Comments may be e-mailed to firstname.lastname@example.org or mailed to Karen V. Gregory, Secretary, Federal Maritime Commission, 800 North Capitol St., N.W., Washington, D.C. 20573-0001. Gregory may be reached at (202) 523-5725.
House approves Coast Guard authorization bill
The House voted Nov. 15 to approve H.R. 2838, the U.S. Coast Guard Authorization Act of 2011, a three-year authorization of the U.S. Coast Guardâ€™s budget.
The bill authorizes $8.5 billion for this fiscal year that began Oct. 1, $8.6 billion for FY 2013 and $8.7 billion for FY 2014. The measure also consolidates reporting requirements on Coast Guard acquisitions, mandates performance milestones prior to acquisition of new assets, and repeals out-of-date authorities deemed unnecessary by the Coast Guard.
Among other things, the bill includes provisions for a nationwide standard for the treatment of ballast water, ending the current patchwork of varying ballast water regulations across states.
More time sought to renew TWIC cards
Transportation Security Administrator John S. Pistole has been asked to give transportation and port workers more time to renew their Transportation Worker Identification Credentials (TWIC).
The request was made by Rep. Bennie G. Thompson (D-Miss.), ranking member of the House Homeland Security Committee, and other Democratic members of the committee.
Thompsonâ€™s office said that while millions of workers spent time and money to obtain TWIC cards, the Department of Homeland Security (DHS) failed to issue final regulations for the readers by April 2011, as required by law.

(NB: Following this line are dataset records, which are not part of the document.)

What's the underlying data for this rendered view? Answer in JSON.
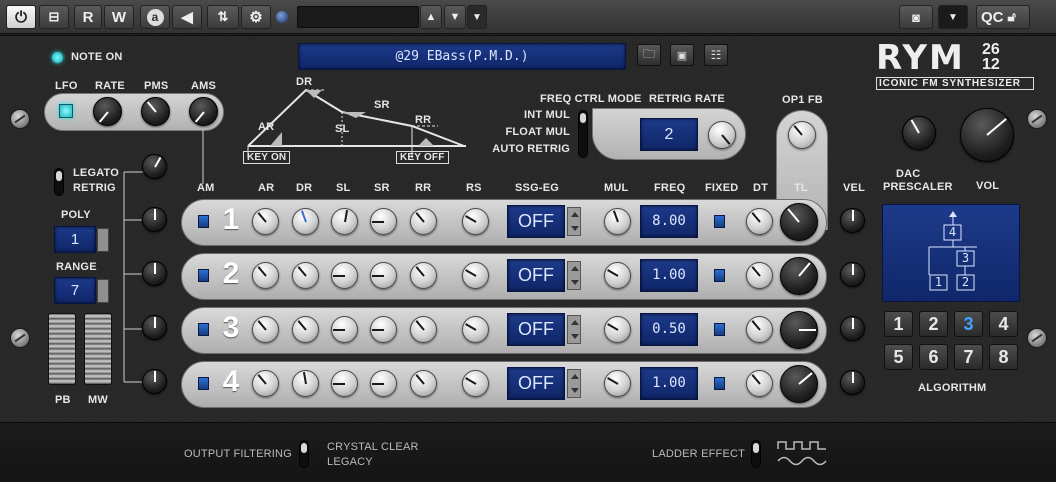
{
  "toolbar": {
    "read_label": "R",
    "write_label": "W",
    "auto_label": "a",
    "qc_label": "QC"
  },
  "header": {
    "note_on_label": "NOTE ON",
    "preset_name": "@29 EBass(P.M.D.)",
    "logo_text": "RYM",
    "logo_number_top": "26",
    "logo_number_bottom": "12",
    "tagline": "ICONIC FM SYNTHESIZER"
  },
  "lfo": {
    "lfo_label": "LFO",
    "rate_label": "RATE",
    "pms_label": "PMS",
    "ams_label": "AMS"
  },
  "envelope": {
    "dr": "DR",
    "ar": "AR",
    "sr": "SR",
    "sl": "SL",
    "rr": "RR",
    "key_on": "KEY ON",
    "key_off": "KEY OFF"
  },
  "freq_ctrl": {
    "title": "FREQ CTRL MODE",
    "options": [
      "INT MUL",
      "FLOAT MUL",
      "AUTO RETRIG"
    ],
    "retrig_label": "RETRIG RATE",
    "retrig_value": "2",
    "op1_fb_label": "OP1 FB"
  },
  "master": {
    "dac_label_1": "DAC",
    "dac_label_2": "PRESCALER",
    "vol_label": "VOL"
  },
  "voice": {
    "legato_label": "LEGATO",
    "retrig_label": "RETRIG",
    "poly_label": "POLY",
    "poly_value": "1",
    "range_label": "RANGE",
    "range_value": "7",
    "pb_label": "PB",
    "mw_label": "MW"
  },
  "columns": {
    "am": "AM",
    "ar": "AR",
    "dr": "DR",
    "sl": "SL",
    "sr": "SR",
    "rr": "RR",
    "rs": "RS",
    "ssg": "SSG-EG",
    "mul": "MUL",
    "freq": "FREQ",
    "fixed": "FIXED",
    "dt": "DT",
    "tl": "TL",
    "vel": "VEL"
  },
  "operators": [
    {
      "num": "1",
      "ssg": "OFF",
      "freq": "8.00"
    },
    {
      "num": "2",
      "ssg": "OFF",
      "freq": "1.00"
    },
    {
      "num": "3",
      "ssg": "OFF",
      "freq": "0.50"
    },
    {
      "num": "4",
      "ssg": "OFF",
      "freq": "1.00"
    }
  ],
  "algorithm": {
    "label": "ALGORITHM",
    "selected": 3,
    "buttons": [
      "1",
      "2",
      "3",
      "4",
      "5",
      "6",
      "7",
      "8"
    ],
    "diagram_ops": [
      "4",
      "3",
      "1",
      "2"
    ]
  },
  "footer": {
    "output_filtering_label": "OUTPUT FILTERING",
    "crystal_clear": "CRYSTAL CLEAR",
    "legacy": "LEGACY",
    "ladder_label": "LADDER EFFECT"
  },
  "colors": {
    "lcd_blue": "#1d3a8a",
    "accent_blue": "#3fa3ff",
    "led_cyan": "#2fe3e8"
  }
}
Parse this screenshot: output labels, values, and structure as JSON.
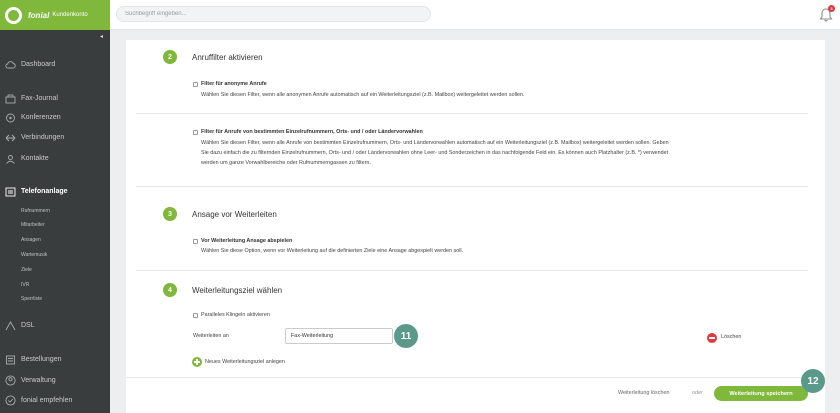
{
  "header": {
    "brand": "fonial",
    "brand_suffix": "Kundenkonto",
    "search_placeholder": "Suchbegriff eingeben...",
    "notification_count": "3"
  },
  "sidebar": {
    "collapse_glyph": "◂",
    "items": [
      {
        "label": "Dashboard",
        "icon": "cloud-icon"
      },
      {
        "label": "Fax-Journal",
        "icon": "fax-icon"
      },
      {
        "label": "Konferenzen",
        "icon": "conference-icon"
      },
      {
        "label": "Verbindungen",
        "icon": "connections-icon"
      },
      {
        "label": "Kontakte",
        "icon": "contacts-icon"
      },
      {
        "label": "Telefonanlage",
        "icon": "phone-system-icon",
        "active": true
      },
      {
        "label": "DSL",
        "icon": "dsl-icon"
      },
      {
        "label": "Bestellungen",
        "icon": "orders-icon"
      },
      {
        "label": "Verwaltung",
        "icon": "user-icon"
      },
      {
        "label": "fonial empfehlen",
        "icon": "recommend-icon"
      }
    ],
    "subitems": [
      "Rufnummern",
      "Mitarbeiter",
      "Ansagen",
      "Wartemusik",
      "Ziele",
      "IVR",
      "Sperrliste"
    ]
  },
  "main": {
    "section2": {
      "num": "2",
      "title": "Anruffilter aktivieren",
      "opt1_title": "Filter für anonyme Anrufe",
      "opt1_desc": "Wählen Sie diesen Filter, wenn alle anonymen Anrufe automatisch auf ein Weiterleitungsziel (z.B. Mailbox) weitergeleitet werden sollen.",
      "opt2_title": "Filter für Anrufe von bestimmten Einzelrufnummern, Orts- und / oder Länder­vorwahlen",
      "opt2_desc_l1": "Wählen Sie diesen Filter, wenn alle Anrufe von bestimmten Einzelrufnummern, Orts- und Ländervorwahlen automatisch auf ein Weiterleitungsziel (z.B. Mailbox) weitergeleitet werden sollen. Geben",
      "opt2_desc_l2": "Sie dazu einfach die zu filternden Einzelrufnummern, Orts- und / oder Ländervorwahlen ohne Leer- und Sonderzeichen in das nachfolgende Feld ein. Es können auch Platzhalter (z.B. *) verwendet",
      "opt2_desc_l3": "werden um ganze Vorwahlbereiche oder Rufnummerngassen zu filtern."
    },
    "section3": {
      "num": "3",
      "title": "Ansage vor Weiterleiten",
      "opt_title": "Vor Weiterleitung Ansage abspielen",
      "opt_desc": "Wählen Sie diese Option, wenn vor Weiterleitung auf die definierten Ziele eine Ansage abgespielt werden soll."
    },
    "section4": {
      "num": "4",
      "title": "Weiterleitungsziel wählen",
      "parallel_label": "Paralleles Klingeln aktivieren",
      "forward_label": "Weiterleiten an",
      "forward_value": "Fax-Weiterleitung",
      "delete_label": "Löschen",
      "add_label": "Neues Weiterleitungsziel anlegen"
    },
    "callouts": {
      "first": "11",
      "second": "12"
    },
    "footer": {
      "delete_link": "Weiterleitung löschen",
      "or": "oder",
      "save": "Weiterleitung speichern"
    }
  },
  "colors": {
    "accent": "#7fb83a",
    "sidebar": "#3a3d3e",
    "danger": "#e0383e",
    "callout": "#5b9a8b"
  }
}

Readers are digital scanners that automatically verify information on the TWIC cards.
â€œThe Democratic members of the committee believe that the department should not require these workers to renew their cards before the biometric security enhancements of TWIC are realized and the program has been fully implemented,â€ the office said.
Introduced last March, and still within the House Transportation and Infrastructure Committee, is H.R. 1105, which would extend each workerâ€™s renewal deadline until Dec. 31, 2014, or when DHS issues the final reader rule.
Bill seeks to reduce Missouri River flooding
Sen. Charles Grassley (R-Iowa) has introduced for himself and Sen. Mike Johanns (R-Neb.) a bill that would require the U.S. Army Corps of Engineers to revise the Missouri River Mainstem Reservoir System Master Water Control Manual to ensure greater storage capacity to prevent serious downstream flooding.
The bill (S. 1795) requires the Corps to recalculate the allocation of the reservoir system so that, among other things, it is based on the space required to control the largest flood experienced in the system.
Government urged to consider economy before environment
Rep. Bob Gibbs (R-Ohio), chairman of the House Water Resources and Environment Subcommittee, urged the federal government Nov. 30 to pay more attention to the economy and less to the environment in its effort to improve the nationâ€™s employment picture.
In opening remarks at a hearing he held on assessing Missouri River management, Gibbs said that given the â€œsignificant economic benefits that come from investing in flood protection and navigation infrastructure, I believe the federal government should focus its U.S. Army Corps of Engineersâ€™ dollars on these activities and halt, for awhile, investing in environmental restoration projects that do not provide the long-term jobs we so desperately need right now.â€
Gibbs said that the Corps should not have to be deciding â€œwhich projects to rob to pay for levee repairs. We in Congress have got to do a better job of getting the Corps the money they need for these important life and property saving projects.â€
The congressman said, â€œwe should recapitalize the nationâ€™s flood damage reduction infrastructure,â€ and that â€œwe need to make policy changes to be sure that we are making the best investments of taxpayer dollars. At the same time, I believe local governments have got to make wise land use decisions in their communities that will keep homes and businesses out of harmâ€™s way.â€